There are a couple of added collections which intersect with the center's materials but are separate. They are the Malone Foundation Papers; and Educational Papers (from the Malone Preschool and After school programs, etc.) I will address these later. Also, apparently donated to the Malone Center is the Jean Stevenson Family Collection (1941-1974) which includes some WWII photographs.
I was pretty pleased today when Tom said that I could spend a few sessions with Karen Keehr in order to learn more about photograph collections. I learned a great deal during our four hour session. Here are some of the basics that I picked up today.
Photos store better in vertical position. Still, over sized photos are better stored flat. Photo sleeves are only necessary when photographs are frayed at the edges or show other signs of deterioration. Otherwise, they can be placed in the same acid free file folders used for AM materials. Interestingly, magnetic photo albums are not good for the photographs. After albums are photocopied (since they do comprise an artifact in their own right) they should be removed from plastic. The processer has to decide which road will damage the photos less. Karen says that she sometimes removes photographs from plastic using dental floss. A great idea. We also talked some about preservation issues from a theoretical standpoint. Karen noted that museums view the frame and the photo as wed together. However, archivists focus on the information in the photo and might choose to discard the frame.
Karen had me assist her as she processed a small collection of photographs from the Grunwald Family of Omaha, Nebraska. It took her about an hour to divide the photographs into six or seven piles according to the primary subject, and to decipher family relationships (genealogy) of the people in the photographs. I was fairly impressed.
I also learned about women's fashion and its utility in interpreting photographs; that memorial photos have a long history, and about some of the early history of photography and especially popular photography. Karen talked about the Brownie camera, and then I saw a likeness of one in the collection that we were processing. All of this information will be useful to me in working with the Malone Center photographs.

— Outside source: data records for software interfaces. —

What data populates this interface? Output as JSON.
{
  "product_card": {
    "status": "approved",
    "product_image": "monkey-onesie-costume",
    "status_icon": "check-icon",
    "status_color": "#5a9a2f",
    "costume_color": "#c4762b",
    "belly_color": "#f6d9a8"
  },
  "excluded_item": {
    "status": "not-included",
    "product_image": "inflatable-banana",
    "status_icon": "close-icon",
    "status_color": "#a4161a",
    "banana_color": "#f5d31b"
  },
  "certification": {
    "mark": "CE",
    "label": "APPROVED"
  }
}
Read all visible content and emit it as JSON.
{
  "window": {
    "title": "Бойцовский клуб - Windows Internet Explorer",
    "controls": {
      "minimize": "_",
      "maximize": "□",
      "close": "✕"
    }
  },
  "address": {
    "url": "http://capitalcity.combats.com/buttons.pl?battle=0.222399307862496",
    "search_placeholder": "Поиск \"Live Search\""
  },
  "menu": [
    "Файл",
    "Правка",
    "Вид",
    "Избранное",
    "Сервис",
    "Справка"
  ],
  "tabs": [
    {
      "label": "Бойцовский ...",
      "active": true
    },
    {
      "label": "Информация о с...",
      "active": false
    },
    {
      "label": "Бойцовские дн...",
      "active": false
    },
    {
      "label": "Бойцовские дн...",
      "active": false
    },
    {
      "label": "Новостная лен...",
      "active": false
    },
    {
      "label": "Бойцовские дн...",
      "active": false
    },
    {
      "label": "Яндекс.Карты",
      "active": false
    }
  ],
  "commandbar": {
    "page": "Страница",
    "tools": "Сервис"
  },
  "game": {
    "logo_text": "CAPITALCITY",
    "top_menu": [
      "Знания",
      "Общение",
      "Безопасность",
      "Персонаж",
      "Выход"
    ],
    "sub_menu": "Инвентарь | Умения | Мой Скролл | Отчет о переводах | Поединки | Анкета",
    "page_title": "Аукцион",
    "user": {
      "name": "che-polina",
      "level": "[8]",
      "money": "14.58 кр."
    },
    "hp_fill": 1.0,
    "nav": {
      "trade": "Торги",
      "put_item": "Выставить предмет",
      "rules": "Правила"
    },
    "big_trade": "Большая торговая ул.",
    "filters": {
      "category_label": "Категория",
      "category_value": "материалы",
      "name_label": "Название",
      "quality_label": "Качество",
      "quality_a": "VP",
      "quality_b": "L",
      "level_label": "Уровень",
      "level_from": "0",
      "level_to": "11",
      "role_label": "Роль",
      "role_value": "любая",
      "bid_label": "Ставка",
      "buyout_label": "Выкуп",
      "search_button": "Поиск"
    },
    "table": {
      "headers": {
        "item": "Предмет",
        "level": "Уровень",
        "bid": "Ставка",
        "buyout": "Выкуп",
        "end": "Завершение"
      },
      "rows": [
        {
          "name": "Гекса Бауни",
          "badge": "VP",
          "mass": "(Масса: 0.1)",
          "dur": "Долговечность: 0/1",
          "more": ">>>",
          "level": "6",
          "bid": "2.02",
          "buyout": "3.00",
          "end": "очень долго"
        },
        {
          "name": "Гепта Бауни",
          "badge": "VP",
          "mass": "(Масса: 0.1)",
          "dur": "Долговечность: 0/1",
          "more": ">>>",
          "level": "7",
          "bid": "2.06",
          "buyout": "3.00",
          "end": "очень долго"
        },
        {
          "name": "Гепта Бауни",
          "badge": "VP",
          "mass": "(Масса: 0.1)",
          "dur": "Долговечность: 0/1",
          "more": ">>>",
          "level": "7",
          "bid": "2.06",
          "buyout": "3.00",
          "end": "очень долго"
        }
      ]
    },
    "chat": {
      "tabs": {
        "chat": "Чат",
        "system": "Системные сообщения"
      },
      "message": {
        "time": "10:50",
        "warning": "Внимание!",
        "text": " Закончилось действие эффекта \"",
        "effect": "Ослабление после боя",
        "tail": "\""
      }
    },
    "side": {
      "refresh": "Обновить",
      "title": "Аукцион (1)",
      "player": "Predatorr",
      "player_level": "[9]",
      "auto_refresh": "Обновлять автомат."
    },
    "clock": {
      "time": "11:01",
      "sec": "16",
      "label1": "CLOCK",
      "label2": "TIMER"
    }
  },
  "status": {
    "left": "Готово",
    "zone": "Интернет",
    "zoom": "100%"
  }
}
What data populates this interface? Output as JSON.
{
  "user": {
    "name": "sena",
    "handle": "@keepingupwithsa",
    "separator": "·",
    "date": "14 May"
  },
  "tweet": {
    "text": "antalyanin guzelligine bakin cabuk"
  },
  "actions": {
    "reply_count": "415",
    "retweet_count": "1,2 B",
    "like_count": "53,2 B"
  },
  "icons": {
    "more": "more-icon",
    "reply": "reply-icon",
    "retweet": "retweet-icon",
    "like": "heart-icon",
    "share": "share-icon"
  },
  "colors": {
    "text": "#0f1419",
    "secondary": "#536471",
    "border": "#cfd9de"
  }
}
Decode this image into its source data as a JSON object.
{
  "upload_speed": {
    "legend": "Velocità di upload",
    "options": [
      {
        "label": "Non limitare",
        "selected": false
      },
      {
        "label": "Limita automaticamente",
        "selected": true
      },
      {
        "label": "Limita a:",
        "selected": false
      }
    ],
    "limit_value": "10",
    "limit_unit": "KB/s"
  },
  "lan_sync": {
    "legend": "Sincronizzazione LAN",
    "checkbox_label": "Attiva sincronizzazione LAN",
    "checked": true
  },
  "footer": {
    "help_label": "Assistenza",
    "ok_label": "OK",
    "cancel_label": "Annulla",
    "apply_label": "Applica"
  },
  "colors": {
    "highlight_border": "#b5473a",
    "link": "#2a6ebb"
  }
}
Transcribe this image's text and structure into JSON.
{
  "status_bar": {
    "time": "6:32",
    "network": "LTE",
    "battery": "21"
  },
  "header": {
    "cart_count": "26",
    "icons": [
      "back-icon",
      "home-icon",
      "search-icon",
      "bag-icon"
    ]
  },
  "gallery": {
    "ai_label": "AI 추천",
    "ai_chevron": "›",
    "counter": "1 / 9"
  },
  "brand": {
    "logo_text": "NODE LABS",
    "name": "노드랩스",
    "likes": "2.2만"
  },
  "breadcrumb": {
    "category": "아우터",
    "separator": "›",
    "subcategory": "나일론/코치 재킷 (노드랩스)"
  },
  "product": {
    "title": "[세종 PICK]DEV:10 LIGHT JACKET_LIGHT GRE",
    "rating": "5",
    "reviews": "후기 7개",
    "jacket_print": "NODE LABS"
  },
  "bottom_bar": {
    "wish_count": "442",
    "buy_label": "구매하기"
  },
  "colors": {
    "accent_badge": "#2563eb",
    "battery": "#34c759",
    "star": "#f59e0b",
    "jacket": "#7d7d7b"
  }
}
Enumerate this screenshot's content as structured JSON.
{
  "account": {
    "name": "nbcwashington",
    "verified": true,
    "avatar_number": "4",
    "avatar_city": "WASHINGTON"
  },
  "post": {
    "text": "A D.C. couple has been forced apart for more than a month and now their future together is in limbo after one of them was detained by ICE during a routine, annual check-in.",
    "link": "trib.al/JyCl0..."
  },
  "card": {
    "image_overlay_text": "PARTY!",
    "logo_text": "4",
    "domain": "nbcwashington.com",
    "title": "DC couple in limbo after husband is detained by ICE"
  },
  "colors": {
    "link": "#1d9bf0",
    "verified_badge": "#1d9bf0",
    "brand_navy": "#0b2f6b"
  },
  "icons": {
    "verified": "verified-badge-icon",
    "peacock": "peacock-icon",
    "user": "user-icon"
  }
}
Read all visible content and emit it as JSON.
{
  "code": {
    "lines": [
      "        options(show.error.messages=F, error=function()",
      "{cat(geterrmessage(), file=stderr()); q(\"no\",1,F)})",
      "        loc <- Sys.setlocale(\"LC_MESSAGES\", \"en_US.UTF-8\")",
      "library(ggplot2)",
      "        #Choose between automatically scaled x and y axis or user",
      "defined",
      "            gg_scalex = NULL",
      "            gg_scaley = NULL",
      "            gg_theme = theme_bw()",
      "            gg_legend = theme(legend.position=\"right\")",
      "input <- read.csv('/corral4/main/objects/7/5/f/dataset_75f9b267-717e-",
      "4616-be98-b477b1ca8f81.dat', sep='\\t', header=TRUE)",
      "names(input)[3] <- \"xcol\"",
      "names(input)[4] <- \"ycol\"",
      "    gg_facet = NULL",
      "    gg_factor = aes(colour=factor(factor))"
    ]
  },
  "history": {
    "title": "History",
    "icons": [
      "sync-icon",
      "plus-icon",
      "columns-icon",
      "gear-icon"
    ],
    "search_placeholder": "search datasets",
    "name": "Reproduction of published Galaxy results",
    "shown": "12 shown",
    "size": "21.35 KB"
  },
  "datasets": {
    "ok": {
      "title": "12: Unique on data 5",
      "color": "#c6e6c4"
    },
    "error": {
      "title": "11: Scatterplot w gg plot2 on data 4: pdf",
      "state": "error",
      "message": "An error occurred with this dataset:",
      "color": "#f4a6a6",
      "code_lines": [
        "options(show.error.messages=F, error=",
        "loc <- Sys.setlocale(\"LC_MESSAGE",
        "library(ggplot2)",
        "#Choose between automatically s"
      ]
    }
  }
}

I went to the NSHS today to spend another hour and a half with the photographs. Karen had previously explained to me the process of labeling a photo envelope, but today I got to practice it. In general, the information which must be included on the envelope are the collection and donor number, the type of photo, a brief description, and the date. (If the photographer is known, that information can also be included). I processed photographs of U.S. Senator's from Nebraska, and am looking forward to completing this assignment.